treatment is usually improved (4). So it’s actually in the pharmaceutical
industry interest to address this issue… sooner than
A French prospective
study to evaluate the occurrence of ocular adverse effects
observed after administration of anti-allergic eye drops with
(usually benzalkonium) and without a preservative
in patients with allergic conjunctivitis included a
total of 3090 patients with allergic conjunctivitis and treated with
anti-allergic eye drops by 507 general practitioners located throughout
France. The proportion of patients experiencing
at least one adverse drug reaction was 24% for eye drops with no
preservative and 89% for eye drops with a preservative.
The study concluded by saying " Compliance was significantly
higher for anti-allergic eye drops without preservative than for those
with a preservative".
Studies (some studies' abstracts may be available at
1: Les Conservateurs en
Ophtalmologie, Docteur Patrice Vo Tan, Docteur Yves Lachkar, Librairie
Médicale Théa, 64 pages.
Optometric Association. Care of the patient with ocular surface
disorders. St. Louis (MO): American Optometric Association.
Comparative study of topical anti-allergic eye drops on human
conjunctiva-derived cells: responses to histamine and IFN
gamma and toxicological profiles
U598, INSERM, Cordeliers Biomedical Institute, 15 rue de l'ecole de
medecine, 75006, Paris, France. CONCLUSIONS: The
ability of topical ocular anti-H(1) drugs to significantly reduce the
production of IL-6 and IL-8 argues that they may help treat the
inflammatory processes occurring in allergic ocular surface disorders.
Nevertheless, preserved ophthalmic formulations may enhance epithelial
conjunctival expression of ICAM-1 in the presence of a low inflammatory
stimulus, such as IFNgamma, and displayed toxic as well as pro-oxidative
effects on these cells. Therefore, BAC used as preservative might in
part interfere with the potential anti-inflammatory properties of the
active compound by modulating the immuno-inflammatory response of
epithelial conjunctival cells. To
display study click here
comparative study of the ocular tolerance after administration of
anti-allergic eye drops with or without a preservative. [Article in
Beden C, Helleboid L, Marmouz F, Liard F. Societe Naxis, Lyon, France.
CONCLUSION: The prescription of eye drops with no preservative allows a
significant decrease in ocular adverse drug reactions and a greater
acceptance by the patient regarding his/her anti-allergic treatment.
5: Comparison of
toxicological profiles of benzalkonium chloride and polyquaternium-1: an
experimental study. Labbe A, Pauly A, Liang H,
Brignole-Baudouin F, Martin C, Warnet JM,
Baudouin C. Department of Ophthalmology III, Quinze-Vingts National
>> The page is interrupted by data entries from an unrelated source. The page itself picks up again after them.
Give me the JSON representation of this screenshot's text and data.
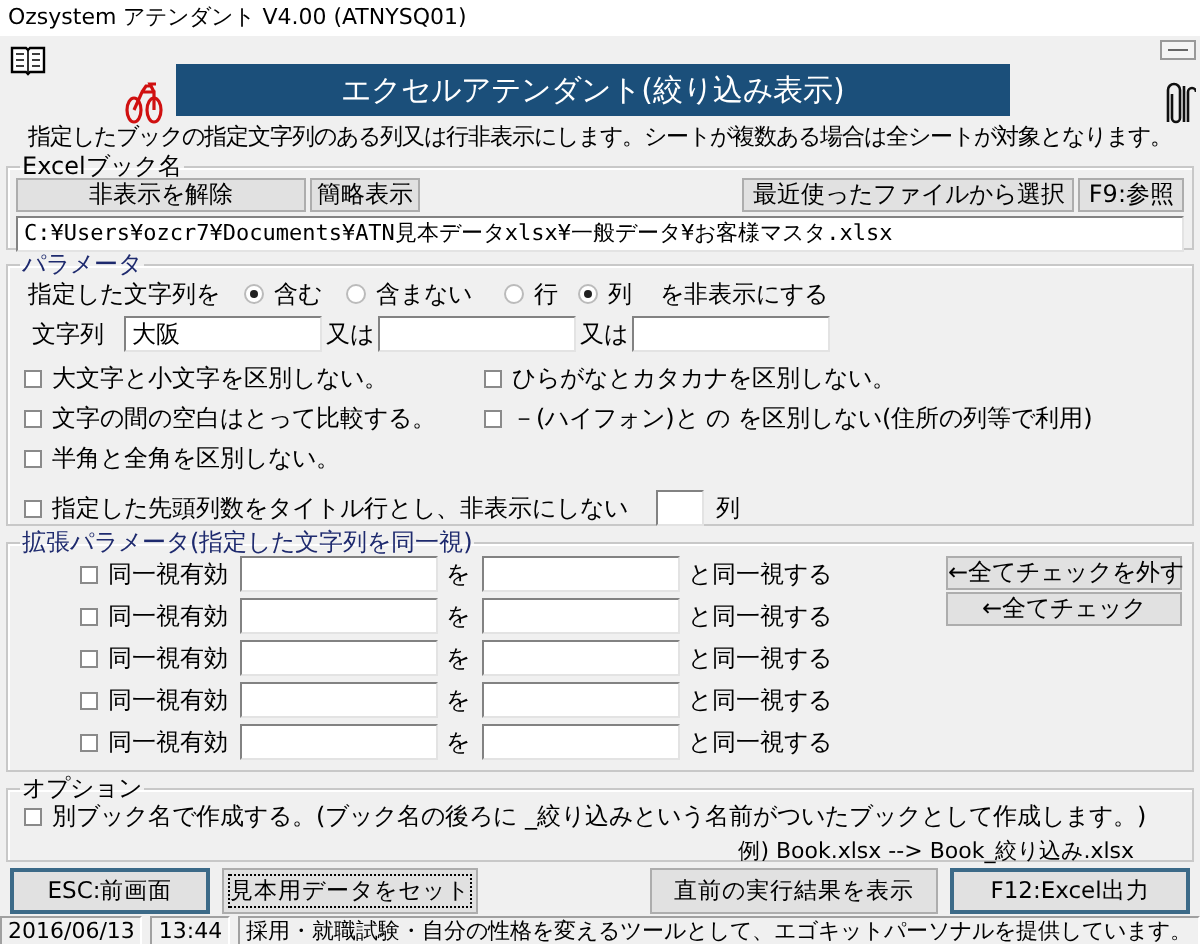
{
  "window": {
    "title": "Ozsystem アテンダント V4.00 (ATNYSQ01)"
  },
  "banner": "エクセルアテンダント(絞り込み表示)",
  "description": "指定したブックの指定文字列のある列又は行非表示にします。シートが複数ある場合は全シートが対象となります。",
  "excel_book": {
    "legend": "Excelブック名",
    "buttons": [
      {
        "label": "非表示を解除",
        "kind": "wide"
      },
      {
        "label": "簡略表示",
        "kind": "small"
      },
      {
        "label": "最近使ったファイルから選択",
        "kind": "right"
      },
      {
        "label": "F9:参照",
        "kind": "right"
      }
    ],
    "path": "C:¥Users¥ozcr7¥Documents¥ATN見本データxlsx¥一般データ¥お客様マスタ.xlsx"
  },
  "parameters": {
    "legend": "パラメータ",
    "mode_label": "指定した文字列を",
    "match_options": [
      {
        "label": "含む",
        "selected": true
      },
      {
        "label": "含まない",
        "selected": false
      }
    ],
    "target_options": [
      {
        "label": "行",
        "selected": false
      },
      {
        "label": "列",
        "selected": true
      }
    ],
    "mode_suffix": "を非表示にする",
    "string_label": "文字列",
    "strings": [
      {
        "value": "大阪"
      },
      {
        "prefix": "又は"
      },
      {
        "prefix": "又は"
      }
    ],
    "checkboxes": [
      {
        "label": "大文字と小文字を区別しない。",
        "checked": false
      },
      {
        "label": "ひらがなとカタカナを区別しない。",
        "checked": false
      },
      {
        "label": "文字の間の空白はとって比較する。",
        "checked": false
      },
      {
        "label": "－(ハイフォン)と の を区別しない(住所の列等で利用)",
        "checked": false
      },
      {
        "label": "半角と全角を区別しない。",
        "checked": false
      }
    ],
    "title_columns": {
      "label": "指定した先頭列数をタイトル行とし、非表示にしない",
      "checked": false,
      "unit": "列"
    }
  },
  "extended": {
    "legend": "拡張パラメータ(指定した文字列を同一視)",
    "rows": [
      {
        "label": "同一視有効",
        "checked": false,
        "joiner": "を",
        "suffix": "と同一視する"
      },
      {
        "label": "同一視有効",
        "checked": false,
        "joiner": "を",
        "suffix": "と同一視する"
      },
      {
        "label": "同一視有効",
        "checked": false,
        "joiner": "を",
        "suffix": "と同一視する"
      },
      {
        "label": "同一視有効",
        "checked": false,
        "joiner": "を",
        "suffix": "と同一視する"
      },
      {
        "label": "同一視有効",
        "checked": false,
        "joiner": "を",
        "suffix": "と同一視する"
      }
    ],
    "buttons": [
      "←全てチェックを外す",
      "←全てチェック"
    ]
  },
  "options": {
    "legend": "オプション",
    "checkbox": {
      "label": "別ブック名で作成する。(ブック名の後ろに _絞り込みという名前がついたブックとして作成します。)",
      "checked": false
    },
    "example": "例) Book.xlsx --> Book_絞り込み.xlsx"
  },
  "actions": [
    {
      "label": "ESC:前画面",
      "emphasized": true,
      "focused": false
    },
    {
      "label": "見本用データをセット",
      "emphasized": false,
      "focused": true
    },
    {
      "label": "直前の実行結果を表示",
      "emphasized": false,
      "focused": false
    },
    {
      "label": "F12:Excel出力",
      "emphasized": true,
      "focused": false
    }
  ],
  "status_bar": [
    "2016/06/13",
    "13:44",
    "採用・就職試験・自分の性格を変えるツールとして、エゴキットパーソナルを提供しています。"
  ]
}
Ophthalmology Hospital, and INSERM U598, Cordeliers Biomedical
Institute, University of Paris 5, Paris, France.
J Ocul Pharmacol Ther. 2006 Aug;22(4):267-78
[PubMed - indexed for MEDLINE]
How the most common preservative affects the
Meibomian lipid layer, Kaercher T.; Hönig D.; Barth
W., Orbit, Volume 18, Number 2, June 1999, pp.
89-97(9), Taylor & Francis Ltd.
of the short-term effects on the human corneal surface of topical
timolol maleate with and without benzalkonium chloride.
Ishibashi T, Yokoi N, Kinoshita S, Department of Ophthalmology,
Kyoto Prefectural University of medicine, Kyoto, Japan,
PMID: 14646684 [PubMed - indexed for MEDLINE]
with and without benzalkonium chloride: epithelial permeability and
autofluorescence of the cornea in glaucoma. de Jong C,
Stolwijk, Kuppens, de Keizer R, van Best J, Department of
Ophthalmology, Leiden University Hospital, The Netherlands.
PMID: 8034210 [PubMed - indexed for
Etude comparative de la survenue d’effets indésirables suite à l’administration
de collyres anti-allergiques sans ou avec conservateur: A Comparative
Study of the Ocular Tolerance After Administration of Anti-Allergic Eye
Drops With or Without a Preservative, Beden, Cecile; Helleboid,
Laurent; Marmouz, Farid; Liard, Francois, Société Naxis, Lyon, Service
d’Ophtalmologie, Hôpital Tenon, Paris, Cabinet
d’Immuno-Allergologie, Pontoise, France Cabinet de Médecine Générale,
Saint-Epain, France, Therapie, Volume 59, Number 2, 2004 , pp.